• Data records for software interfaces:
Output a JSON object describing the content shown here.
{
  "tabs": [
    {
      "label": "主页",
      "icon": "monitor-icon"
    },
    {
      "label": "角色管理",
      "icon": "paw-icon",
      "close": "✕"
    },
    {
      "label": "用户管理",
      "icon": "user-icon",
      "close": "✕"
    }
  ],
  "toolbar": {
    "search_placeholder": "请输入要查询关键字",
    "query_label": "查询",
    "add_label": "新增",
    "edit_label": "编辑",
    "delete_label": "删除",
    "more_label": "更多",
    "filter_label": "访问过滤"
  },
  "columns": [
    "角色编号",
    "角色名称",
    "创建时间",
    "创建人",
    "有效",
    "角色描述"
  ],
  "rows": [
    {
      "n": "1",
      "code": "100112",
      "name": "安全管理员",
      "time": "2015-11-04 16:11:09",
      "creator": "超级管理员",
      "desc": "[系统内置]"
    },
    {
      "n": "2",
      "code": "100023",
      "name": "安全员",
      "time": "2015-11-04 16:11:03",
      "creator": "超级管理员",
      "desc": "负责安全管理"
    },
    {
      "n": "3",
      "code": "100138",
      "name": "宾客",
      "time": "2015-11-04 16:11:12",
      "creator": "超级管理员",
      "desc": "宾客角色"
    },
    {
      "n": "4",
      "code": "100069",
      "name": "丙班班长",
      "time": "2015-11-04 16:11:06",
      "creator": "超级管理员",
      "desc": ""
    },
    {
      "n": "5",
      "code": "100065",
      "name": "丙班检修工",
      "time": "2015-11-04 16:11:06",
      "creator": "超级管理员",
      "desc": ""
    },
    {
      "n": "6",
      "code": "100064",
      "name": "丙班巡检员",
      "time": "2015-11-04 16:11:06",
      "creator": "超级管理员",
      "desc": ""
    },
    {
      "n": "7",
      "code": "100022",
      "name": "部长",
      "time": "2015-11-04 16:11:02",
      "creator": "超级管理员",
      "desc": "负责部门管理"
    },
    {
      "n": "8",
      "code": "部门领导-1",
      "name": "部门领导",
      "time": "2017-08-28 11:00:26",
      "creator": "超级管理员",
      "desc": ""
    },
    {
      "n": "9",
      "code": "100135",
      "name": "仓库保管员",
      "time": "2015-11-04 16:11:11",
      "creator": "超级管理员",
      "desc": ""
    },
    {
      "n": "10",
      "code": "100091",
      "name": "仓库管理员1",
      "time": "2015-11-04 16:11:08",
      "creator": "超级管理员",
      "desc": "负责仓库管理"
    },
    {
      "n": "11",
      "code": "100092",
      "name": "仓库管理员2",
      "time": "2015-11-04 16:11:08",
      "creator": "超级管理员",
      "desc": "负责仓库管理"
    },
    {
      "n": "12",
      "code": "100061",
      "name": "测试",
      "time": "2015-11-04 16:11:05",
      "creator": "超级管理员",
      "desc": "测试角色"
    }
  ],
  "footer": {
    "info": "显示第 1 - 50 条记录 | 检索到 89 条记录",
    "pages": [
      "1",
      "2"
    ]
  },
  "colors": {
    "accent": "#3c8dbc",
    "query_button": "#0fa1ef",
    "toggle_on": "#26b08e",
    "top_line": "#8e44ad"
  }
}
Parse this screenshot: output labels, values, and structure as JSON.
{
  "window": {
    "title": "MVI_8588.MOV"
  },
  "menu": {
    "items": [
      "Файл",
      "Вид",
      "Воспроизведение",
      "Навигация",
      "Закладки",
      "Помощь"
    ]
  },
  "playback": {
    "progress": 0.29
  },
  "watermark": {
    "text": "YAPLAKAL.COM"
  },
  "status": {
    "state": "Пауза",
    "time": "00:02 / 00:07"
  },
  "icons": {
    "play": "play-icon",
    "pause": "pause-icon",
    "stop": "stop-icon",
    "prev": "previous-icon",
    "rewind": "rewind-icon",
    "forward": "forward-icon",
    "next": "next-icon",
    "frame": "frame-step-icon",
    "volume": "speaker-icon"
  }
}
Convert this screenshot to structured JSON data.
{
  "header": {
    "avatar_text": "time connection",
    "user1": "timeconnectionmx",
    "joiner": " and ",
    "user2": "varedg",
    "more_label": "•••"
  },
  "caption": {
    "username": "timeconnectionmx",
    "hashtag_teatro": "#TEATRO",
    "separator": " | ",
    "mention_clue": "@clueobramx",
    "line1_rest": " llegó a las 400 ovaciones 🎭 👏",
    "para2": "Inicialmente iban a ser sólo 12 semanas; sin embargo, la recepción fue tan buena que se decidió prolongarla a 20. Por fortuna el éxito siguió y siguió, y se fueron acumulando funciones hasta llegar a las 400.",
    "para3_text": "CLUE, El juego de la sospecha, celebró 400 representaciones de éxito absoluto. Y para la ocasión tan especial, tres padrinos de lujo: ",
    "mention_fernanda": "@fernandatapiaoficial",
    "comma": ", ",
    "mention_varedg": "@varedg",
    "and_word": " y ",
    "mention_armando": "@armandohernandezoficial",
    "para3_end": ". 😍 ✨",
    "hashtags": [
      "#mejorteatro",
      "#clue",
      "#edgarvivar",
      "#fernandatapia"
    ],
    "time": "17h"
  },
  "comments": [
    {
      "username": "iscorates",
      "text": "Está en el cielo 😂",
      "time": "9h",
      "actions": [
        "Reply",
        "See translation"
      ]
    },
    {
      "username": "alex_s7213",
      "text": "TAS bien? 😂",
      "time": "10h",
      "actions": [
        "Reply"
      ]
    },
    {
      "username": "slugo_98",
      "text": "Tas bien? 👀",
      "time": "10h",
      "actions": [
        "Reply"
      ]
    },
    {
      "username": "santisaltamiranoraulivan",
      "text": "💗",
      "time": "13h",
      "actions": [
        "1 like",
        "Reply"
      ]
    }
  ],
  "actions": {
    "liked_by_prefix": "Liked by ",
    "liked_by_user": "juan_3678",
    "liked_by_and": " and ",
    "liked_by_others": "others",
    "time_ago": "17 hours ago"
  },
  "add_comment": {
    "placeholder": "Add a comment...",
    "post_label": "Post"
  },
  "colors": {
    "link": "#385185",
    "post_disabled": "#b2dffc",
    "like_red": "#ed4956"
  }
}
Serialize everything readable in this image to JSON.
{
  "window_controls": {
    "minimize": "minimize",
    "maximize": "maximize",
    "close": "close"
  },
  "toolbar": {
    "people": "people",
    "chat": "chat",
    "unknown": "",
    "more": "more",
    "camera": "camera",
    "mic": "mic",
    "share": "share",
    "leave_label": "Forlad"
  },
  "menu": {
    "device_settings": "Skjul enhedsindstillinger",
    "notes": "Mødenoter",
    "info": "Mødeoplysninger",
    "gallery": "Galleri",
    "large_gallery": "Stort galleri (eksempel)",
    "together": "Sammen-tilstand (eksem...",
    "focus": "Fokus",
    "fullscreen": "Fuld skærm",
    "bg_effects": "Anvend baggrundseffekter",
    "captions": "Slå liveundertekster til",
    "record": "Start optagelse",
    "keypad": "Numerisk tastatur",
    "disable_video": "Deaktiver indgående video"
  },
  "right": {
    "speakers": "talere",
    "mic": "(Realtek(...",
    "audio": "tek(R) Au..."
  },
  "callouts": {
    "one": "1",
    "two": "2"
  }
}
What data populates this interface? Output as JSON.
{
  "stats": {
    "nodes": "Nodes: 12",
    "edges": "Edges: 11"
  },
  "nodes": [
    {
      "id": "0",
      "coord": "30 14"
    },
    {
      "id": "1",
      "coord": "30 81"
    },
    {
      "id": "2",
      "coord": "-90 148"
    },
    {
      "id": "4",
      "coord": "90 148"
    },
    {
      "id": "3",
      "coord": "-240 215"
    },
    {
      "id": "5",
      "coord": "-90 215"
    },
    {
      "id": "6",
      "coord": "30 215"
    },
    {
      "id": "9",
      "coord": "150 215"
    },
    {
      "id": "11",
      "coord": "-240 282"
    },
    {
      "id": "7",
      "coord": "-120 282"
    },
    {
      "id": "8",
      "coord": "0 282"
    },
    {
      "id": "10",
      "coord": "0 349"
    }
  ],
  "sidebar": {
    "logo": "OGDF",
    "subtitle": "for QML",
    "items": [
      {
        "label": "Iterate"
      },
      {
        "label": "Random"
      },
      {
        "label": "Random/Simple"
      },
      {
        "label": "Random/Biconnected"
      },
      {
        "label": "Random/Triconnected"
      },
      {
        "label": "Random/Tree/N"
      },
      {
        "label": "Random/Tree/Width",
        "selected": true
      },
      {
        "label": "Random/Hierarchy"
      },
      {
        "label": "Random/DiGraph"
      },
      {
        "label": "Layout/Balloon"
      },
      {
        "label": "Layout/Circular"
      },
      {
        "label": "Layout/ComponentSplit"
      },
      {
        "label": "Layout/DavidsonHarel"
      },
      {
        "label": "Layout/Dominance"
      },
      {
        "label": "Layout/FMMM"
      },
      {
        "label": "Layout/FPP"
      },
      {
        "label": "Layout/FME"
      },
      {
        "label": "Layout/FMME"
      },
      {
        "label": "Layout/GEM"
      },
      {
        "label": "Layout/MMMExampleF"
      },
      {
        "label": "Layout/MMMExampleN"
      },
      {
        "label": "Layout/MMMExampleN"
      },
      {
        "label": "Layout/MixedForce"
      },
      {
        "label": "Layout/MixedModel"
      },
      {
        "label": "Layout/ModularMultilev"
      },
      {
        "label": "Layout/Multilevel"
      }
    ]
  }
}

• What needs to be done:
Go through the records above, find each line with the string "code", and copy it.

• Completed exercise:
      "code": "100112",
      "code": "100023",
      "code": "100138",
      "code": "100069",
      "code": "100065",
      "code": "100064",
      "code": "100022",
      "code": "部门领导-1",
      "code": "100135",
      "code": "100091",
      "code": "100092",
      "code": "100061",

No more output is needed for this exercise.